“Safety,” on the other hand, was not a word I would attach to my situation, for the obvious soon hits me. I’m in a metal framed tent lying on a metal framed cot in the middle of a thunderstorm. Then I see something that really worried me. Above me is an electrically outlet that appears precariously assembled.
Then a man appears with a camera, seemingly to take a picture of me. I ask him what he’s doing. “Oh, I’m just taking a picture of the flood.” He point below me.
I’m sitting in a six inch pool of water…
…lying in a metal framed cot…
…beneath a fragile – and live – electrical outlet…
…in the middle of a very gusty thunderstorm.
Double – no, triple – no, quadruple – ouch!
After the doctor forgets I’m there, they release me and I head back to camp, which sustained the storm remarkably well. Kudos to our preparations at the Shake-Down and the fact our Scoutmaster remained in camp. After my brief and somewhat embarrassing stay in the medical tent, I relieve our Scoutmaster. He stealthily disappears in search of any available 314 and 315 patches in order to construct yet more sets to meet the unexpected demand for the Interlocking Turtle. He returns just before dinner with a victorious grin and, later that evening, disperses the sets to some of the anxious boys who had requested them.
Later that night I have shower duty. At camp, scoutmasters and Scouts must share shower duty. Basically, we have to manage how many people enter the showers so they don’t get crowded. As I come to replace the scoutmaster in the shift before me, we both see lightning in the distance. We must shut down the showers amidst the complaints of unshowered men and boys. The “we are just following orders” routine seems to work well. The rain comes with event.
They say the only thing rain brings down south is more humidity. I’d say “they” are right. As I go to bed, I can’t help but think Swedes must love this sauna-like weather.

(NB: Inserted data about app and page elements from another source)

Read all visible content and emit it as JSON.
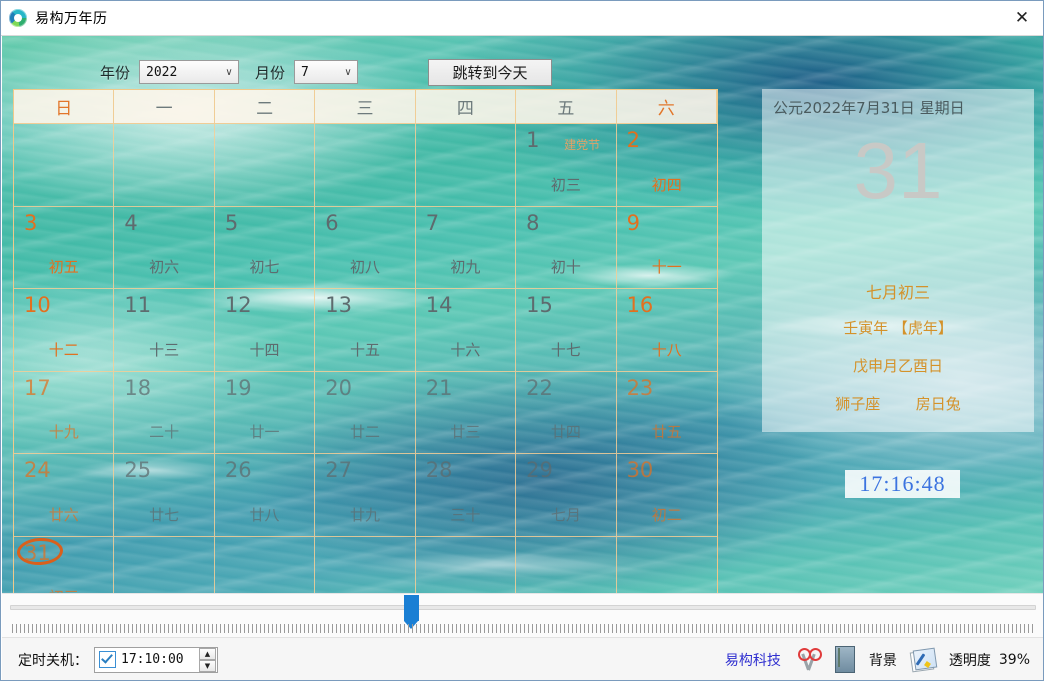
{
  "window": {
    "title": "易构万年历",
    "app_icon": "globe-recycle-icon",
    "close_label": "✕"
  },
  "toolbar": {
    "year_label": "年份",
    "year_value": "2022",
    "month_label": "月份",
    "month_value": "7",
    "today_button": "跳转到今天",
    "chevron": "∨"
  },
  "calendar": {
    "weekday_headers": [
      {
        "label": "日",
        "weekend": true
      },
      {
        "label": "一",
        "weekend": false
      },
      {
        "label": "二",
        "weekend": false
      },
      {
        "label": "三",
        "weekend": false
      },
      {
        "label": "四",
        "weekend": false
      },
      {
        "label": "五",
        "weekend": false
      },
      {
        "label": "六",
        "weekend": true
      }
    ],
    "cells": [
      {
        "day": "",
        "lunar": "",
        "fest": "",
        "empty": true
      },
      {
        "day": "",
        "lunar": "",
        "fest": "",
        "empty": true
      },
      {
        "day": "",
        "lunar": "",
        "fest": "",
        "empty": true
      },
      {
        "day": "",
        "lunar": "",
        "fest": "",
        "empty": true
      },
      {
        "day": "",
        "lunar": "",
        "fest": "",
        "empty": true
      },
      {
        "day": "1",
        "lunar": "初三",
        "fest": "建党节",
        "weekend": false
      },
      {
        "day": "2",
        "lunar": "初四",
        "fest": "",
        "weekend": true
      },
      {
        "day": "3",
        "lunar": "初五",
        "fest": "",
        "weekend": true
      },
      {
        "day": "4",
        "lunar": "初六",
        "fest": "",
        "weekend": false
      },
      {
        "day": "5",
        "lunar": "初七",
        "fest": "",
        "weekend": false
      },
      {
        "day": "6",
        "lunar": "初八",
        "fest": "",
        "weekend": false
      },
      {
        "day": "7",
        "lunar": "初九",
        "fest": "",
        "weekend": false
      },
      {
        "day": "8",
        "lunar": "初十",
        "fest": "",
        "weekend": false
      },
      {
        "day": "9",
        "lunar": "十一",
        "fest": "",
        "weekend": true
      },
      {
        "day": "10",
        "lunar": "十二",
        "fest": "",
        "weekend": true
      },
      {
        "day": "11",
        "lunar": "十三",
        "fest": "",
        "weekend": false
      },
      {
        "day": "12",
        "lunar": "十四",
        "fest": "",
        "weekend": false
      },
      {
        "day": "13",
        "lunar": "十五",
        "fest": "",
        "weekend": false
      },
      {
        "day": "14",
        "lunar": "十六",
        "fest": "",
        "weekend": false
      },
      {
        "day": "15",
        "lunar": "十七",
        "fest": "",
        "weekend": false
      },
      {
        "day": "16",
        "lunar": "十八",
        "fest": "",
        "weekend": true
      },
      {
        "day": "17",
        "lunar": "十九",
        "fest": "",
        "weekend": true
      },
      {
        "day": "18",
        "lunar": "二十",
        "fest": "",
        "weekend": false
      },
      {
        "day": "19",
        "lunar": "廿一",
        "fest": "",
        "weekend": false
      },
      {
        "day": "20",
        "lunar": "廿二",
        "fest": "",
        "weekend": false
      },
      {
        "day": "21",
        "lunar": "廿三",
        "fest": "",
        "weekend": false
      },
      {
        "day": "22",
        "lunar": "廿四",
        "fest": "",
        "weekend": false
      },
      {
        "day": "23",
        "lunar": "廿五",
        "fest": "",
        "weekend": true
      },
      {
        "day": "24",
        "lunar": "廿六",
        "fest": "",
        "weekend": true
      },
      {
        "day": "25",
        "lunar": "廿七",
        "fest": "",
        "weekend": false
      },
      {
        "day": "26",
        "lunar": "廿八",
        "fest": "",
        "weekend": false
      },
      {
        "day": "27",
        "lunar": "廿九",
        "fest": "",
        "weekend": false
      },
      {
        "day": "28",
        "lunar": "三十",
        "fest": "",
        "weekend": false
      },
      {
        "day": "29",
        "lunar": "七月",
        "fest": "",
        "weekend": false
      },
      {
        "day": "30",
        "lunar": "初二",
        "fest": "",
        "weekend": true
      },
      {
        "day": "31",
        "lunar": "初三",
        "fest": "",
        "weekend": true,
        "today": true
      },
      {
        "day": "",
        "lunar": "",
        "fest": "",
        "empty": true
      },
      {
        "day": "",
        "lunar": "",
        "fest": "",
        "empty": true
      },
      {
        "day": "",
        "lunar": "",
        "fest": "",
        "empty": true
      },
      {
        "day": "",
        "lunar": "",
        "fest": "",
        "empty": true
      },
      {
        "day": "",
        "lunar": "",
        "fest": "",
        "empty": true
      },
      {
        "day": "",
        "lunar": "",
        "fest": "",
        "empty": true
      }
    ]
  },
  "info": {
    "gregorian": "公元2022年7月31日 星期日",
    "big_day": "31",
    "lunar_date": "七月初三",
    "ganzhi_year": "壬寅年 【虎年】",
    "ganzhi_day": "戊申月乙酉日",
    "zodiac_sign": "狮子座",
    "constellation": "房日兔",
    "clock": "17:16:48"
  },
  "trackbar": {
    "thumb_position_percent": 39
  },
  "statusbar": {
    "shutdown_label": "定时关机：",
    "shutdown_time": "17:10:00",
    "shutdown_checked": true,
    "spin_up": "▲",
    "spin_down": "▼",
    "company_link": "易构科技",
    "scissors_icon": "scissors-icon",
    "calculator_icon": "calculator-icon",
    "background_label": "背景",
    "picture_icon": "picture-icon",
    "opacity_label": "透明度",
    "opacity_value": "39%"
  },
  "colors": {
    "accent_orange": "#e2701f",
    "lunar_gold": "#d4922a",
    "clock_blue": "#3c74e0",
    "link_blue": "#2f2fd0",
    "grid_border": "#f0c98a",
    "weekday_gray": "#5e6b6e"
  }
}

Stay Tuned for Tomorrow’s Exciting Journal Entry: Cleanliness is next to Godliness.